The above comes from the October 1927 issue of Popular Science, (Click here for larger, readable view) and proves to be remarkable prescient in terms of food.
The article overestimates the population growth, predicting for New York City proper
a population of 13,948,000. In the area described as “Greater New York” there will be 17,797,000 people; and in the suburban area the total population, according to figures based on the law of growth described in the June Popular Science Monthly, will be 28,705,000.
If I had to guess, I would figure that they would underestimate the population growth, but they didn’t. The latest data show that New York now has a population of a little over 8 million with the surrounding Greater New York (including the burbs) housing about 20 million people.
The article predicts, as all non-aviation experienced futurists do, the notion that everyone will have flying cars and that the buildings will all have landing pads on the roofs. It ain’t going to happen unless some heretofore unknown means of keeping airplanes aloft is invented, and that is highly unlikely. The idea of our all having flying cars is a fun one, but one clearly not based on the laws of gravity. Nor on the realization of just how complex aviation is.
What I found most interesting about this old article was the prediction made about what people would be eating in New York City in the year 2000. Other than the idea that milk would be piped in through some kind of a dairy aqueduct, the prognosticating was pretty much on the mark.
…Professor Edgar M. East, of Harvard University, points out that foods will probably be much less varied fifty or seventy-five years from now than today. There will be a wider use of cereals [my italics], but not so many kinds of cereals. The same will probably be true of vegetables. Fruits will have tended to “standardize,” with a few varieties like apples and oranges, or possibly coconuts or some other tropical product, far outstripping all the rest.

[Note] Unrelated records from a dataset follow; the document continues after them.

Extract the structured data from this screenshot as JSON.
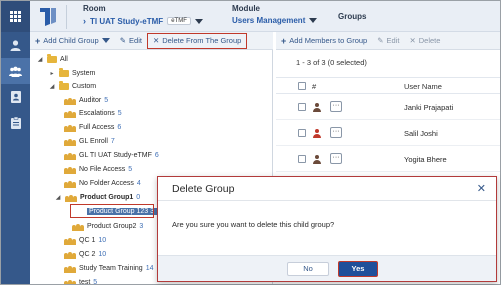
{
  "header": {
    "room_label": "Room",
    "room_value": "TI UAT Study-eTMF",
    "room_tag": "eTMF",
    "module_label": "Module",
    "module_value": "Users Management",
    "page_title": "Groups"
  },
  "left_toolbar": {
    "add_child_group": "Add Child Group",
    "edit": "Edit",
    "delete_from_group": "Delete From The Group"
  },
  "right_toolbar": {
    "add_members": "Add Members to Group",
    "edit": "Edit",
    "delete": "Delete"
  },
  "tree": {
    "all": "All",
    "system": "System",
    "custom": "Custom",
    "items": [
      {
        "label": "Auditor",
        "count": "5"
      },
      {
        "label": "Escalations",
        "count": "5"
      },
      {
        "label": "Full Access",
        "count": "6"
      },
      {
        "label": "GL Enroll",
        "count": "7"
      },
      {
        "label": "GL TI UAT Study-eTMF",
        "count": "6"
      },
      {
        "label": "No File Access",
        "count": "5"
      },
      {
        "label": "No Folder Access",
        "count": "4"
      }
    ],
    "product_group1": {
      "label": "Product Group1",
      "count": "0"
    },
    "product_group_123": {
      "label": "Product Group 123",
      "count": "3"
    },
    "product_group2": {
      "label": "Product Group2",
      "count": "3"
    },
    "tail_items": [
      {
        "label": "QC 1",
        "count": "10"
      },
      {
        "label": "QC 2",
        "count": "10"
      },
      {
        "label": "Study Team Training",
        "count": "14"
      },
      {
        "label": "test",
        "count": "5"
      }
    ]
  },
  "list": {
    "selection_text": "1 - 3 of 3 (0 selected)",
    "col_hash": "#",
    "col_user": "User Name",
    "rows": [
      {
        "name": "Janki Prajapati",
        "person_color": "#6b4a3a"
      },
      {
        "name": "Salil Joshi",
        "person_color": "#c0392b"
      },
      {
        "name": "Yogita Bhere",
        "person_color": "#6b4a3a"
      }
    ]
  },
  "modal": {
    "title": "Delete Group",
    "close": "✕",
    "message": "Are you sure you want to delete this child group?",
    "no": "No",
    "yes": "Yes"
  },
  "colors": {
    "rail": "#35588a",
    "accent": "#1f4f9a",
    "highlight_border": "#c0392b",
    "selected_row": "#4b72a8"
  }
}
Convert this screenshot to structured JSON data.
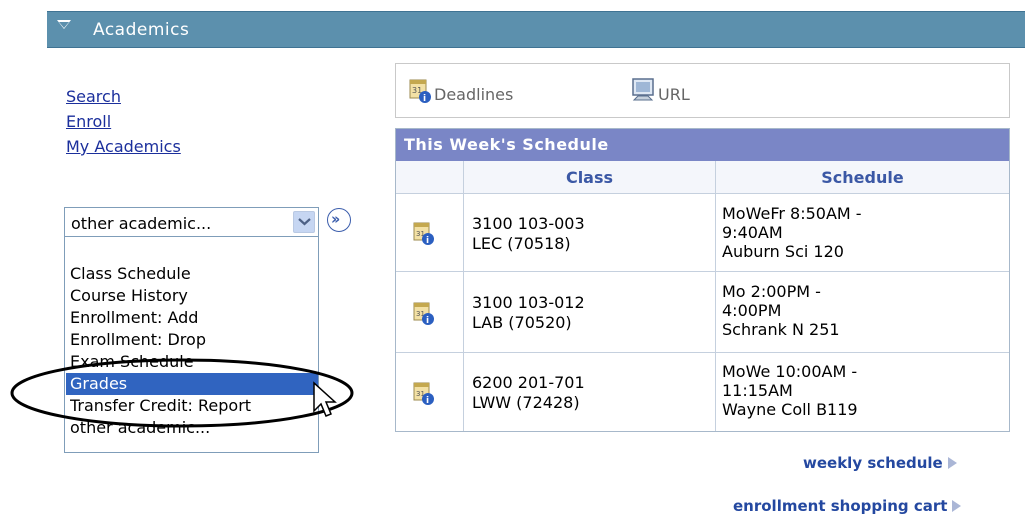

The use of meats, fish and other sea foods will probably have diminished greatly. Seventy-five years ago, in the period before the Civil War, New York menus, Professor East points out, listed a variety of game that would make an epicure’s mouth water today—some fifty varieties. Food is most varied when a country is new; as the population increases, certain staples of diet come to be more and more widely used. The New Yorkers of 2,000 A.D. will probably eat quantities of a prepared food made from some such cereal as Egyptian corn [my italics], that can be grown cheaply and brought in large quantities from lands now only partially productive in the South. Or perhaps it may still be wheat.
They certainly hit the nail on the head with the grain consumption estimates. And they were right in spades on the corn.
They were also correct in their claim that meat consumption would change in that there would be many fewer choices. What can one get in New York (or any major city) these days? A steak, pork chops, lamb chops, duck, turkey, salmon, Chilean sea bass, lobster, shrimp, oysters and, occasionally, wild game that’s usually farm raised.
I’m currently reading a wonderful book about the doomed Franklin Polar expedition of 1845, Ice Blink. The author has a copy of one of the provisioning lists for the ships. I’ve divided it in half so the items can be read. Look at what was commonly available in London in 1845:
Quite the difference, I would say.
You would think that as cities became larger there would be more variety, not less. But, it’s pretty obvious that the predictors in 1927 were a lot smarter about all this than I am.